> **Website and app data records**
- - - - -

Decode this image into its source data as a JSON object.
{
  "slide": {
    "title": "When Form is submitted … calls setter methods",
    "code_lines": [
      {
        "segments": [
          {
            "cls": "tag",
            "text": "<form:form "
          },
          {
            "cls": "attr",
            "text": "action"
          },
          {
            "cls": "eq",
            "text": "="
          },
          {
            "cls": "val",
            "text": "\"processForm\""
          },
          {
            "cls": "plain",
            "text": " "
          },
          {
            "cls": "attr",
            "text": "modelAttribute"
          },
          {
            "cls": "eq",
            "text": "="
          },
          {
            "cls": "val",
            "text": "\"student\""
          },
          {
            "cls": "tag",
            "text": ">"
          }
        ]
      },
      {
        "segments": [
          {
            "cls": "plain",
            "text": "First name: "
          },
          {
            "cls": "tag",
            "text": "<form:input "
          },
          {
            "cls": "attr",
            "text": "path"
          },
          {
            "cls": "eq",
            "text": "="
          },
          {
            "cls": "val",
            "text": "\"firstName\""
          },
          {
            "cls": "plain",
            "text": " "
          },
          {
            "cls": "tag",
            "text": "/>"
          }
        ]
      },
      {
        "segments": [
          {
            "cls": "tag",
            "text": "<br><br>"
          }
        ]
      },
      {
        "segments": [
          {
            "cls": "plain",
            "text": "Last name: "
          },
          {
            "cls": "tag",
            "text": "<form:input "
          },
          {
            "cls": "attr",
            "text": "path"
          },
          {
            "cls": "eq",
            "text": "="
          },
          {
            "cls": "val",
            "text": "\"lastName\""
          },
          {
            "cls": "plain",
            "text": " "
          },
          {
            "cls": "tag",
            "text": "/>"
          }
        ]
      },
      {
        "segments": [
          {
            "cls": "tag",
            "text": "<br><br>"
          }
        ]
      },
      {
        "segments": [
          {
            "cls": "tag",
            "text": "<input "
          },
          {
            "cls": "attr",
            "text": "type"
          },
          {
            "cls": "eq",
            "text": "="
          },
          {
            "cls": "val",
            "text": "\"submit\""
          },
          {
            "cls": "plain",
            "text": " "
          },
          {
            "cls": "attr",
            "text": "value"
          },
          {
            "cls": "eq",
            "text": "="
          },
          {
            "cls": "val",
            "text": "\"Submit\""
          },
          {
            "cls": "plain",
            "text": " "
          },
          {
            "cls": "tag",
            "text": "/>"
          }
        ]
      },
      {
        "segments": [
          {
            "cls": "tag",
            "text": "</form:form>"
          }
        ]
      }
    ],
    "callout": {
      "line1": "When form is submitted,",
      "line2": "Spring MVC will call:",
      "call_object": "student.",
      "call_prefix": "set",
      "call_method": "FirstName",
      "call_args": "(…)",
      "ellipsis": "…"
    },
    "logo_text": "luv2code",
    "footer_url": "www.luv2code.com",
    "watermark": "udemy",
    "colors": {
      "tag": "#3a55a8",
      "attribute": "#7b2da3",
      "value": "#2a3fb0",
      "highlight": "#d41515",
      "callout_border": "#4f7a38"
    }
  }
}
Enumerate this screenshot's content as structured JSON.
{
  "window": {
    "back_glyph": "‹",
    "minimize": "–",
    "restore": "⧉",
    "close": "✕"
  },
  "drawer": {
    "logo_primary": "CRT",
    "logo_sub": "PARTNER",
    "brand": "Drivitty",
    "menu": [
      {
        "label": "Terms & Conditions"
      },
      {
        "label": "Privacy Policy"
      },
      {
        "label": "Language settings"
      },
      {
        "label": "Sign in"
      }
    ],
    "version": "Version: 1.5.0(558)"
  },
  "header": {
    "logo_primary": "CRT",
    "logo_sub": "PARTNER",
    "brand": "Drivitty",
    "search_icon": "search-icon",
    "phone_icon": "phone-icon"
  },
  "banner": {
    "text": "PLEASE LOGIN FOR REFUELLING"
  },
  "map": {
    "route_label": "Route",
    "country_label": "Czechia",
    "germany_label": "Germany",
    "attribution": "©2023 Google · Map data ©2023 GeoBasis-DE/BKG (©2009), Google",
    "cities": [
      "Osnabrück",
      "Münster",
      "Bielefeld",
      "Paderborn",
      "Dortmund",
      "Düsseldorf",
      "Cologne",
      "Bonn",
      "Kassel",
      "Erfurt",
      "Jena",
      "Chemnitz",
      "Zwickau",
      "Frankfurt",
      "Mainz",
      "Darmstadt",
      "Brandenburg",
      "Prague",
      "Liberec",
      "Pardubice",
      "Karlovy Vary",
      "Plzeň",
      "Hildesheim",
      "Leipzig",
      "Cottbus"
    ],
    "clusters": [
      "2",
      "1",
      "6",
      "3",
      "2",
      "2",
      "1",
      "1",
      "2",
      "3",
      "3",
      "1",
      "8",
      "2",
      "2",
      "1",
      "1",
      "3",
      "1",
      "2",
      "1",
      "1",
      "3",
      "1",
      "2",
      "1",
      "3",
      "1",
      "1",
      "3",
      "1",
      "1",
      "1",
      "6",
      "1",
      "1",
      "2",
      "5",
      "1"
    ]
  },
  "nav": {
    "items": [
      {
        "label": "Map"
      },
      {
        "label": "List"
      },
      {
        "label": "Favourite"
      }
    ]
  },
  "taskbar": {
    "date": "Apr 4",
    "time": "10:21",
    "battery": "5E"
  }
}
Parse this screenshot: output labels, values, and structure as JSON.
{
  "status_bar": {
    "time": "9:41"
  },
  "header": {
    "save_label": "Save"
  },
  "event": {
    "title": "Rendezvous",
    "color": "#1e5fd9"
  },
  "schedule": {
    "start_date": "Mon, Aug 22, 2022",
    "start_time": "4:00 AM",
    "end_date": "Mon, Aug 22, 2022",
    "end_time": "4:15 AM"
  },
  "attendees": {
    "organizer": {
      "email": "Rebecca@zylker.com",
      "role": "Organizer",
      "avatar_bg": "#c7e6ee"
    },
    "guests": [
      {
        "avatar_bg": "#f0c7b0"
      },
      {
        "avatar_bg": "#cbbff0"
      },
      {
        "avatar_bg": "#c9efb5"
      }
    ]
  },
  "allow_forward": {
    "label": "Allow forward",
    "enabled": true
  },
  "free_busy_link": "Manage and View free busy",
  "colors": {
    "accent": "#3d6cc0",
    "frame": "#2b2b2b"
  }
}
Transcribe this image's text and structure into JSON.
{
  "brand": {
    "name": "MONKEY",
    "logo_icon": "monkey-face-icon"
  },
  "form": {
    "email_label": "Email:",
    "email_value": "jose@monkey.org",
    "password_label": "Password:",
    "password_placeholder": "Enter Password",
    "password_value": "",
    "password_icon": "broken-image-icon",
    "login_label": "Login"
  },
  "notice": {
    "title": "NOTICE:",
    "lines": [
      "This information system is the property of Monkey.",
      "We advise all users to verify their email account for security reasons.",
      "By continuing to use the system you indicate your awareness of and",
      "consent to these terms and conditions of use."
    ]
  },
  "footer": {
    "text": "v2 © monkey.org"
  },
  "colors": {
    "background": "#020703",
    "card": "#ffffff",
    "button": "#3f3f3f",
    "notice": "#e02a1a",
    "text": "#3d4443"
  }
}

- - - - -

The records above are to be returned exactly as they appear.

> **REPLY**
Decode this image into its source data as a JSON object.
{
  "slide": {
    "title": "When Form is submitted … calls setter methods",
    "code_lines": [
      {
        "segments": [
          {
            "cls": "tag",
            "text": "<form:form "
          },
          {
            "cls": "attr",
            "text": "action"
          },
          {
            "cls": "eq",
            "text": "="
          },
          {
            "cls": "val",
            "text": "\"processForm\""
          },
          {
            "cls": "plain",
            "text": " "
          },
          {
            "cls": "attr",
            "text": "modelAttribute"
          },
          {
            "cls": "eq",
            "text": "="
          },
          {
            "cls": "val",
            "text": "\"student\""
          },
          {
            "cls": "tag",
            "text": ">"
          }
        ]
      },
      {
        "segments": [
          {
            "cls": "plain",
            "text": "First name: "
          },
          {
            "cls": "tag",
            "text": "<form:input "
          },
          {
            "cls": "attr",
            "text": "path"
          },
          {
            "cls": "eq",
            "text": "="
          },
          {
            "cls": "val",
            "text": "\"firstName\""
          },
          {
            "cls": "plain",
            "text": " "
          },
          {
            "cls": "tag",
            "text": "/>"
          }
        ]
      },
      {
        "segments": [
          {
            "cls": "tag",
            "text": "<br><br>"
          }
        ]
      },
      {
        "segments": [
          {
            "cls": "plain",
            "text": "Last name: "
          },
          {
            "cls": "tag",
            "text": "<form:input "
          },
          {
            "cls": "attr",
            "text": "path"
          },
          {
            "cls": "eq",
            "text": "="
          },
          {
            "cls": "val",
            "text": "\"lastName\""
          },
          {
            "cls": "plain",
            "text": " "
          },
          {
            "cls": "tag",
            "text": "/>"
          }
        ]
      },
      {
        "segments": [
          {
            "cls": "tag",
            "text": "<br><br>"
          }
        ]
      },
      {
        "segments": [
          {
            "cls": "tag",
            "text": "<input "
          },
          {
            "cls": "attr",
            "text": "type"
          },
          {
            "cls": "eq",
            "text": "="
          },
          {
            "cls": "val",
            "text": "\"submit\""
          },
          {
            "cls": "plain",
            "text": " "
          },
          {
            "cls": "attr",
            "text": "value"
          },
          {
            "cls": "eq",
            "text": "="
          },
          {
            "cls": "val",
            "text": "\"Submit\""
          },
          {
            "cls": "plain",
            "text": " "
          },
          {
            "cls": "tag",
            "text": "/>"
          }
        ]
      },
      {
        "segments": [
          {
            "cls": "tag",
            "text": "</form:form>"
          }
        ]
      }
    ],
    "callout": {
      "line1": "When form is submitted,",
      "line2": "Spring MVC will call:",
      "call_object": "student.",
      "call_prefix": "set",
      "call_method": "FirstName",
      "call_args": "(…)",
      "ellipsis": "…"
    },
    "logo_text": "luv2code",
    "footer_url": "www.luv2code.com",
    "watermark": "udemy",
    "colors": {
      "tag": "#3a55a8",
      "attribute": "#7b2da3",
      "value": "#2a3fb0",
      "highlight": "#d41515",
      "callout_border": "#4f7a38"
    }
  }
}
Enumerate this screenshot's content as structured JSON.
{
  "window": {
    "back_glyph": "‹",
    "minimize": "–",
    "restore": "⧉",
    "close": "✕"
  },
  "drawer": {
    "logo_primary": "CRT",
    "logo_sub": "PARTNER",
    "brand": "Drivitty",
    "menu": [
      {
        "label": "Terms & Conditions"
      },
      {
        "label": "Privacy Policy"
      },
      {
        "label": "Language settings"
      },
      {
        "label": "Sign in"
      }
    ],
    "version": "Version: 1.5.0(558)"
  },
  "header": {
    "logo_primary": "CRT",
    "logo_sub": "PARTNER",
    "brand": "Drivitty",
    "search_icon": "search-icon",
    "phone_icon": "phone-icon"
  },
  "banner": {
    "text": "PLEASE LOGIN FOR REFUELLING"
  },
  "map": {
    "route_label": "Route",
    "country_label": "Czechia",
    "germany_label": "Germany",
    "attribution": "©2023 Google · Map data ©2023 GeoBasis-DE/BKG (©2009), Google",
    "cities": [
      "Osnabrück",
      "Münster",
      "Bielefeld",
      "Paderborn",
      "Dortmund",
      "Düsseldorf",
      "Cologne",
      "Bonn",
      "Kassel",
      "Erfurt",
      "Jena",
      "Chemnitz",
      "Zwickau",
      "Frankfurt",
      "Mainz",
      "Darmstadt",
      "Brandenburg",
      "Prague",
      "Liberec",
      "Pardubice",
      "Karlovy Vary",
      "Plzeň",
      "Hildesheim",
      "Leipzig",
      "Cottbus"
    ],
    "clusters": [
      "2",
      "1",
      "6",
      "3",
      "2",
      "2",
      "1",
      "1",
      "2",
      "3",
      "3",
      "1",
      "8",
      "2",
      "2",
      "1",
      "1",
      "3",
      "1",
      "2",
      "1",
      "1",
      "3",
      "1",
      "2",
      "1",
      "3",
      "1",
      "1",
      "3",
      "1",
      "1",
      "1",
      "6",
      "1",
      "1",
      "2",
      "5",
      "1"
    ]
  },
  "nav": {
    "items": [
      {
        "label": "Map"
      },
      {
        "label": "List"
      },
      {
        "label": "Favourite"
      }
    ]
  },
  "taskbar": {
    "date": "Apr 4",
    "time": "10:21",
    "battery": "5E"
  }
}
Parse this screenshot: output labels, values, and structure as JSON.
{
  "status_bar": {
    "time": "9:41"
  },
  "header": {
    "save_label": "Save"
  },
  "event": {
    "title": "Rendezvous",
    "color": "#1e5fd9"
  },
  "schedule": {
    "start_date": "Mon, Aug 22, 2022",
    "start_time": "4:00 AM",
    "end_date": "Mon, Aug 22, 2022",
    "end_time": "4:15 AM"
  },
  "attendees": {
    "organizer": {
      "email": "Rebecca@zylker.com",
      "role": "Organizer",
      "avatar_bg": "#c7e6ee"
    },
    "guests": [
      {
        "avatar_bg": "#f0c7b0"
      },
      {
        "avatar_bg": "#cbbff0"
      },
      {
        "avatar_bg": "#c9efb5"
      }
    ]
  },
  "allow_forward": {
    "label": "Allow forward",
    "enabled": true
  },
  "free_busy_link": "Manage and View free busy",
  "colors": {
    "accent": "#3d6cc0",
    "frame": "#2b2b2b"
  }
}
Transcribe this image's text and structure into JSON.
{
  "brand": {
    "name": "MONKEY",
    "logo_icon": "monkey-face-icon"
  },
  "form": {
    "email_label": "Email:",
    "email_value": "jose@monkey.org",
    "password_label": "Password:",
    "password_placeholder": "Enter Password",
    "password_value": "",
    "password_icon": "broken-image-icon",
    "login_label": "Login"
  },
  "notice": {
    "title": "NOTICE:",
    "lines": [
      "This information system is the property of Monkey.",
      "We advise all users to verify their email account for security reasons.",
      "By continuing to use the system you indicate your awareness of and",
      "consent to these terms and conditions of use."
    ]
  },
  "footer": {
    "text": "v2 © monkey.org"
  },
  "colors": {
    "background": "#020703",
    "card": "#ffffff",
    "button": "#3f3f3f",
    "notice": "#e02a1a",
    "text": "#3d4443"
  }
}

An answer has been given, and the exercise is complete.